**EXERCISE REQUIREMENTS**.
Give back, unaltered, the lines from the one with "What data populates" to the end of the material, omitting pictures.

**RECORDS SHOWN**.
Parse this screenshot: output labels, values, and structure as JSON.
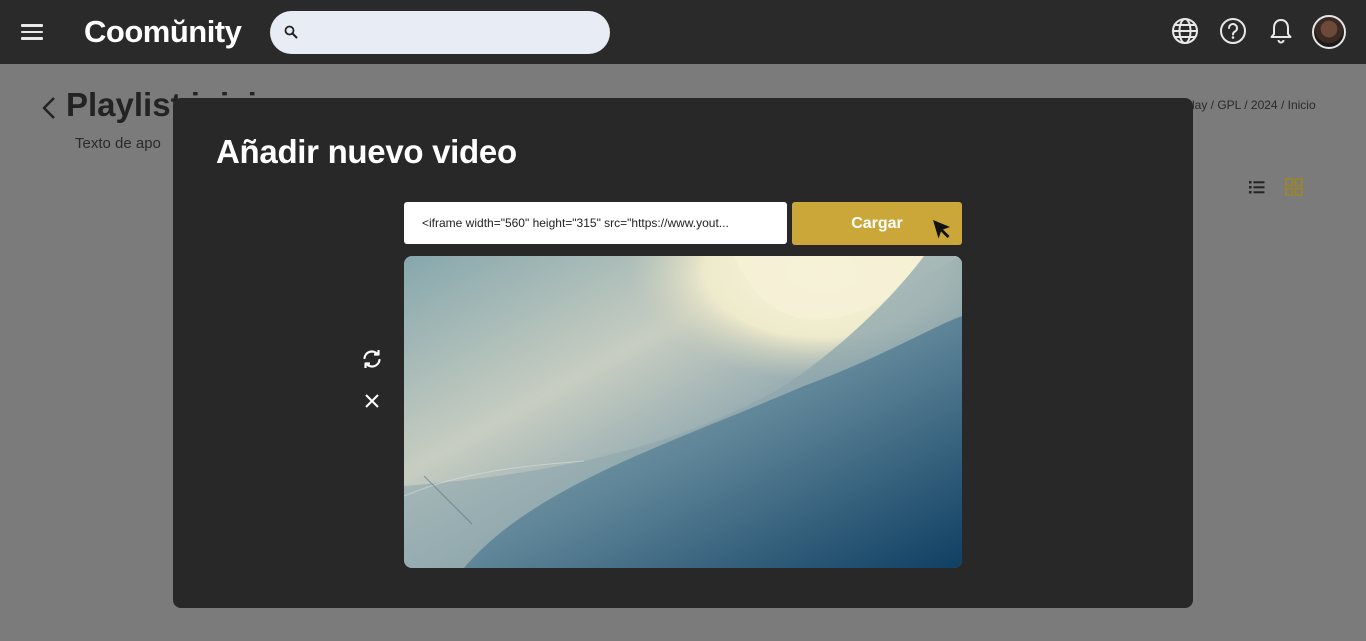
{
  "header": {
    "logo_text": "Coomŭnity",
    "search_placeholder": "",
    "icons": [
      "menu-icon",
      "globe-icon",
      "help-icon",
      "bell-icon",
      "avatar"
    ]
  },
  "page": {
    "title": "Playlist inici",
    "subtitle": "Texto de apo",
    "breadcrumb": "lay / GPL / 2024 / Inicio",
    "view_icons": [
      "list-view-icon",
      "grid-view-icon"
    ]
  },
  "modal": {
    "title": "Añadir nuevo video",
    "url_value": "<iframe width=\"560\" height=\"315\" src=\"https://www.yout...",
    "load_label": "Cargar",
    "side_icons": [
      "refresh-icon",
      "close-icon"
    ]
  },
  "colors": {
    "accent": "#cba73a",
    "topbar": "#2a2a2a",
    "modal_bg": "#282828",
    "overlay_page": "#7b7b7b"
  }
}
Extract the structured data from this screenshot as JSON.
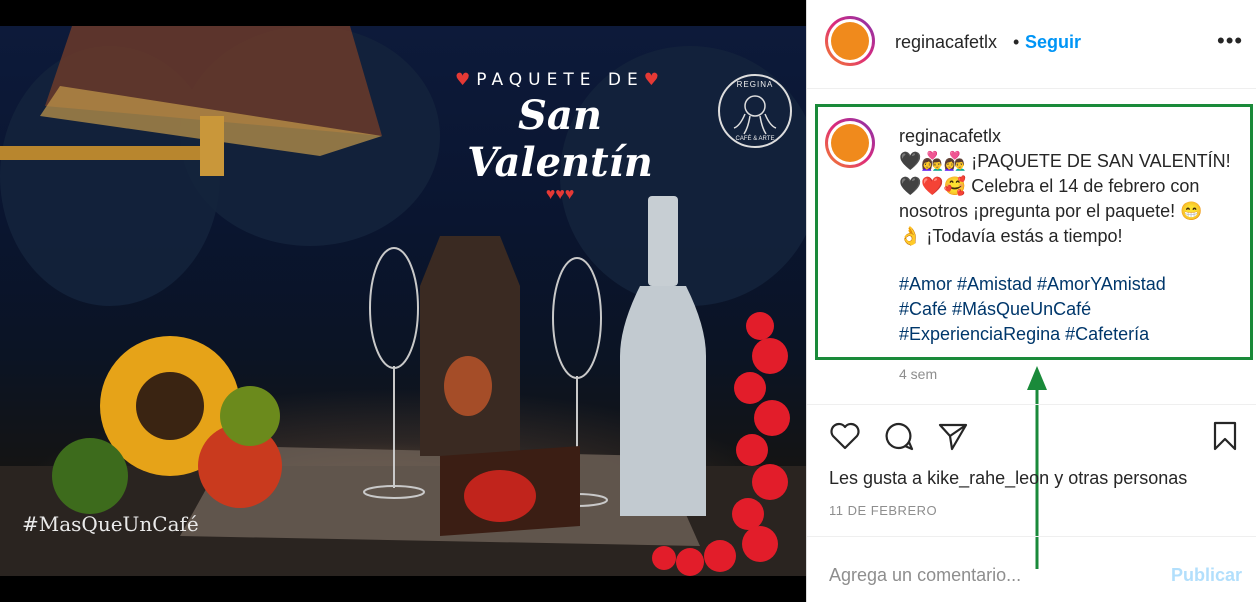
{
  "photo": {
    "headline_small": "PAQUETE DE",
    "headline_big": "San Valentín",
    "logo_top": "REGINA",
    "logo_bottom": "CAFÉ & ARTE",
    "watermark": "#MasQueUnCafé"
  },
  "header": {
    "username": "reginacafetlx",
    "separator": "•",
    "follow_label": "Seguir",
    "more_label": "•••"
  },
  "caption": {
    "username": "reginacafetlx",
    "lines": [
      "🖤👩‍❤️‍👨👩‍❤️‍👨 ¡PAQUETE DE SAN VALENTÍN!",
      "🖤❤️🥰 Celebra el 14 de febrero con",
      "nosotros ¡pregunta por el paquete! 😁",
      "👌 ¡Todavía estás a tiempo!"
    ],
    "hashtags": [
      "#Amor #Amistad #AmorYAmistad",
      "#Café #MásQueUnCafé",
      "#ExperienciaRegina #Cafetería"
    ],
    "time": "4 sem"
  },
  "engagement": {
    "likes_prefix": "Les gusta a",
    "likes_user": "kike_rahe_leon",
    "likes_mid": "y",
    "likes_suffix": "otras personas",
    "date": "11 DE FEBRERO"
  },
  "comment_box": {
    "placeholder": "Agrega un comentario...",
    "publish_label": "Publicar"
  },
  "colors": {
    "link_blue": "#0095f6",
    "hashtag_blue": "#00376b",
    "highlight_green": "#1a8a3a",
    "muted_gray": "#8e8e8e"
  }
}
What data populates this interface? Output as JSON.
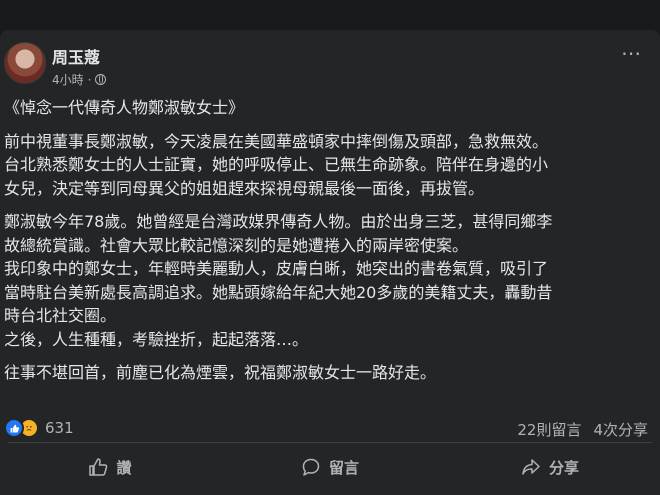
{
  "post": {
    "author": "周玉蔻",
    "time": "4小時",
    "time_sep": "·",
    "more_icon": "⋯",
    "paragraphs": [
      "《悼念一代傳奇人物鄭淑敏女士》",
      "前中視董事長鄭淑敏，今天凌晨在美國華盛頓家中摔倒傷及頭部，急救無效。\n台北熟悉鄭女士的人士証實，她的呼吸停止、已無生命跡象。陪伴在身邊的小\n女兒，決定等到同母異父的姐姐趕來探視母親最後一面後，再拔管。",
      "鄭淑敏今年78歲。她曾經是台灣政媒界傳奇人物。由於出身三芝，甚得同鄉李\n故總統賞識。社會大眾比較記憶深刻的是她遭捲入的兩岸密使案。\n我印象中的鄭女士，年輕時美麗動人，皮膚白晰，她突出的書卷氣質，吸引了\n當時駐台美新處長高調追求。她點頭嫁給年紀大她20多歲的美籍丈夫，轟動昔\n時台北社交圈。\n之後，人生種種，考驗挫折，起起落落…。",
      "往事不堪回首，前塵已化為煙雲，祝福鄭淑敏女士一路好走。"
    ]
  },
  "stats": {
    "reaction_count": "631",
    "comments": "22則留言",
    "shares": "4次分享"
  },
  "actions": {
    "like": "讚",
    "comment": "留言",
    "share": "分享"
  },
  "colors": {
    "card": "#242526",
    "page": "#18191a",
    "like_blue": "#2078f4"
  }
}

**SOLUTION FOR THIS EXERCISE**.
What data populates this interface? Output as JSON.
{
  "post": {
    "author": "周玉蔻",
    "time": "4小時",
    "time_sep": "·",
    "more_icon": "⋯",
    "paragraphs": [
      "《悼念一代傳奇人物鄭淑敏女士》",
      "前中視董事長鄭淑敏，今天凌晨在美國華盛頓家中摔倒傷及頭部，急救無效。\n台北熟悉鄭女士的人士証實，她的呼吸停止、已無生命跡象。陪伴在身邊的小\n女兒，決定等到同母異父的姐姐趕來探視母親最後一面後，再拔管。",
      "鄭淑敏今年78歲。她曾經是台灣政媒界傳奇人物。由於出身三芝，甚得同鄉李\n故總統賞識。社會大眾比較記憶深刻的是她遭捲入的兩岸密使案。\n我印象中的鄭女士，年輕時美麗動人，皮膚白晰，她突出的書卷氣質，吸引了\n當時駐台美新處長高調追求。她點頭嫁給年紀大她20多歲的美籍丈夫，轟動昔\n時台北社交圈。\n之後，人生種種，考驗挫折，起起落落…。",
      "往事不堪回首，前塵已化為煙雲，祝福鄭淑敏女士一路好走。"
    ]
  },
  "stats": {
    "reaction_count": "631",
    "comments": "22則留言",
    "shares": "4次分享"
  },
  "actions": {
    "like": "讚",
    "comment": "留言",
    "share": "分享"
  },
  "colors": {
    "card": "#242526",
    "page": "#18191a",
    "like_blue": "#2078f4"
  }
}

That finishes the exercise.